> _Problem_
Please return every line of the records below that holds the word "도착하는".

(Dataset rows for apps and sites)
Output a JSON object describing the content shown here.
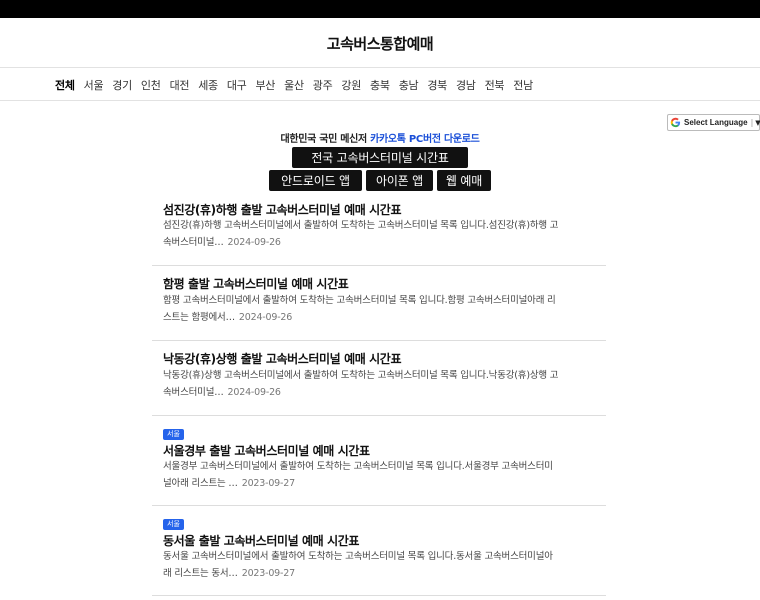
{
  "site": {
    "title": "고속버스통합예매"
  },
  "nav": {
    "items": [
      "전체",
      "서울",
      "경기",
      "인천",
      "대전",
      "세종",
      "대구",
      "부산",
      "울산",
      "광주",
      "강원",
      "충북",
      "충남",
      "경북",
      "경남",
      "전북",
      "전남"
    ],
    "active": "전체"
  },
  "translate": {
    "label": "Select Language"
  },
  "promo": {
    "text": "대한민국 국민 메신저 ",
    "link": "카카오톡 PC버전 다운로드"
  },
  "buttons": {
    "terminal_timetable": "전국 고속버스터미널 시간표",
    "android_app": "안드로이드 앱",
    "iphone_app": "아이폰 앱",
    "web_booking": "웹 예매"
  },
  "colors": {
    "accent": "#1a4fd8",
    "badge": "#2563eb",
    "dark_button": "#111111"
  },
  "articles": [
    {
      "badge": "",
      "title": "섬진강(휴)하행 출발 고속버스터미널 예매 시간표",
      "desc_line1": "섬진강(휴)하행 고속버스터미널에서 출발하여 도착하는 고속버스터미널 목록 입니다.섬진강(휴)하행 고",
      "desc_line2": "속버스터미널…",
      "date": "2024-09-26"
    },
    {
      "badge": "",
      "title": "함평 출발 고속버스터미널 예매 시간표",
      "desc_line1": "함평 고속버스터미널에서 출발하여 도착하는 고속버스터미널 목록 입니다.함평 고속버스터미널아래 리",
      "desc_line2": "스트는 함평에서…",
      "date": "2024-09-26"
    },
    {
      "badge": "",
      "title": "낙동강(휴)상행 출발 고속버스터미널 예매 시간표",
      "desc_line1": "낙동강(휴)상행 고속버스터미널에서 출발하여 도착하는 고속버스터미널 목록 입니다.낙동강(휴)상행 고",
      "desc_line2": "속버스터미널…",
      "date": "2024-09-26"
    },
    {
      "badge": "서울",
      "title": "서울경부 출발 고속버스터미널 예매 시간표",
      "desc_line1": "서울경부 고속버스터미널에서 출발하여 도착하는 고속버스터미널 목록 입니다.서울경부 고속버스터미",
      "desc_line2": "널아래 리스트는 …",
      "date": "2023-09-27"
    },
    {
      "badge": "서울",
      "title": "동서울 출발 고속버스터미널 예매 시간표",
      "desc_line1": "동서울 고속버스터미널에서 출발하여 도착하는 고속버스터미널 목록 입니다.동서울 고속버스터미널아",
      "desc_line2": "래 리스트는 동서…",
      "date": "2023-09-27"
    }
  ]
}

> _Response to this exercise_
      "desc_line1": "섬진강(휴)하행 고속버스터미널에서 출발하여 도착하는 고속버스터미널 목록 입니다.섬진강(휴)하행 고",
      "desc_line1": "함평 고속버스터미널에서 출발하여 도착하는 고속버스터미널 목록 입니다.함평 고속버스터미널아래 리",
      "desc_line1": "낙동강(휴)상행 고속버스터미널에서 출발하여 도착하는 고속버스터미널 목록 입니다.낙동강(휴)상행 고",
      "desc_line1": "서울경부 고속버스터미널에서 출발하여 도착하는 고속버스터미널 목록 입니다.서울경부 고속버스터미",
      "desc_line1": "동서울 고속버스터미널에서 출발하여 도착하는 고속버스터미널 목록 입니다.동서울 고속버스터미널아",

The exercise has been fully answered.